Since establishing the first Luban Workshop in Africa in 2019, China has set up a dozen such workshops continent-wide, attracting a growing number of young Africans seeking skill enhancement for employment and development.
On Jan. 12, Angolan President Joao Lourenco cut the ribbon to inaugurate a professional training center donated by the Chinese government in the city of Huambo in the central province of Huambo.
Covering an area of more than 20,000 square meters, the Integrated Center for Technological Training project includes 30 laboratories and six workshops for robotics, machining, computer science, and automotive repair, among others. The center will train 2,400 students per year in its first phase.
Cooperation with China in the area of talent development is effective and stable, Angolan Secretary of State for Labor and Social Security Pedro Filipe told Xinhua in an interview, saying Angola has also established cooperative projects with several Chinese companies, providing internship and training opportunities for young Angolans.

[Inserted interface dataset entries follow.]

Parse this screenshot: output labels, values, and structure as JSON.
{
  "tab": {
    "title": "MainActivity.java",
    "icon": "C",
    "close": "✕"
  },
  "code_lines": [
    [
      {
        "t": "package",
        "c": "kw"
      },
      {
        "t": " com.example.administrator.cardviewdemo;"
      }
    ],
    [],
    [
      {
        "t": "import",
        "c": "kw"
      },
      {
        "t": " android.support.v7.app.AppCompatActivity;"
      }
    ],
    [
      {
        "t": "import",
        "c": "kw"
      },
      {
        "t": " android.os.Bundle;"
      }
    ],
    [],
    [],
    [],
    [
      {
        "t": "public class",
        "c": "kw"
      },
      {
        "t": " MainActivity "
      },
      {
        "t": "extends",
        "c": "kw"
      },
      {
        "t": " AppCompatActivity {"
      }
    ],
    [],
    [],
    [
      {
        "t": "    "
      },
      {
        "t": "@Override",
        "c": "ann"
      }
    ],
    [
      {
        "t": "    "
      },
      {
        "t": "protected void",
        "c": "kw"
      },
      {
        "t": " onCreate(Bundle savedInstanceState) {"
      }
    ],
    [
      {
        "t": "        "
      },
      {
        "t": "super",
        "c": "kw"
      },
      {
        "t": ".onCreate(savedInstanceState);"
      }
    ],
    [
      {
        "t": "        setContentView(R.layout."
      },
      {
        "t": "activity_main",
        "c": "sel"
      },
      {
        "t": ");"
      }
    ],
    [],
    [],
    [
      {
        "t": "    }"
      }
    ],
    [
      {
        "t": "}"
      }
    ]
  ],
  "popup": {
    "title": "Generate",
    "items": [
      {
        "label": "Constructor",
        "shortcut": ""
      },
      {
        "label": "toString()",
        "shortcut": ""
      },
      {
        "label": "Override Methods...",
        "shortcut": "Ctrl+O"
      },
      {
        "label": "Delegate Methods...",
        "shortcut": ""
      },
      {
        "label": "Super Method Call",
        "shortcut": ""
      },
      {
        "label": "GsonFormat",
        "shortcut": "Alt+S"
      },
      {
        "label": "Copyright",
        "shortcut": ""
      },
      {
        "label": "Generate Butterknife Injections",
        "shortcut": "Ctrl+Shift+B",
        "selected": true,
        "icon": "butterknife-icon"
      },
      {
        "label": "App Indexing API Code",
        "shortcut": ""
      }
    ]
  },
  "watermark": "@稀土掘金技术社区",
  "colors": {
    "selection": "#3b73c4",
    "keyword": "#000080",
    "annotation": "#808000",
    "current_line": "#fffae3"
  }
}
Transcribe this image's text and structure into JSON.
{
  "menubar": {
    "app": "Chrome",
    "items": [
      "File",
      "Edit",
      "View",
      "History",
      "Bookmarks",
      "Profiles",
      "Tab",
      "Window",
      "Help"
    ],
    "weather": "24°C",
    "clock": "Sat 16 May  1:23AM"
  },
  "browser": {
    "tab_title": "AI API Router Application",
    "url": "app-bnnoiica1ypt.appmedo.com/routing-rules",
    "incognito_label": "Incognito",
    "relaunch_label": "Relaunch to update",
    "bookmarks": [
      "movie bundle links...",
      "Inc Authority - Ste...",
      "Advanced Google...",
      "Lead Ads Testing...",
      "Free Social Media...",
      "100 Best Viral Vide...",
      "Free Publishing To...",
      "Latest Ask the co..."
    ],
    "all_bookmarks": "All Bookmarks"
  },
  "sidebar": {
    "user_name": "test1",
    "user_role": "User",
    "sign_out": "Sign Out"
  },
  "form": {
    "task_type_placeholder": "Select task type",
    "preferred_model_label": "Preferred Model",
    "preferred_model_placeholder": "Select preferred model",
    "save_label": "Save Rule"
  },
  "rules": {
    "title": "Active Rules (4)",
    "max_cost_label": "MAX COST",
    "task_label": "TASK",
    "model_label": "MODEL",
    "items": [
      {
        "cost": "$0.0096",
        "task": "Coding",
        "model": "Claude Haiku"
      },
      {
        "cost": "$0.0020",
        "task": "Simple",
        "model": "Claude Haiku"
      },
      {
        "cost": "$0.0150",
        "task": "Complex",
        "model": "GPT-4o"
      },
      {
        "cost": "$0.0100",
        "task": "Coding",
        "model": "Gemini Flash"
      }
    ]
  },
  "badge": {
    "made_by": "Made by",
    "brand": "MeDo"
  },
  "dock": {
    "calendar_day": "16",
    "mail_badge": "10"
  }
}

“Over the past 10 to 15 years, China has proven to be an important economic and political partner of Angola, and the partnership has yielded fruits in various fields, with vocational training and employment being prioritized in recent years,” said the official.
Sydney Mwamba, executive director of the Policy Monitoring and Research Center, a think tank in Zambia, stressed the importance of talent development.
“It is gratifying that China is willing to train African human resources in various sectors … which will not only reduce levels of illiteracy but enhance the skills of local people to contribute to economic development,” said Mwamba.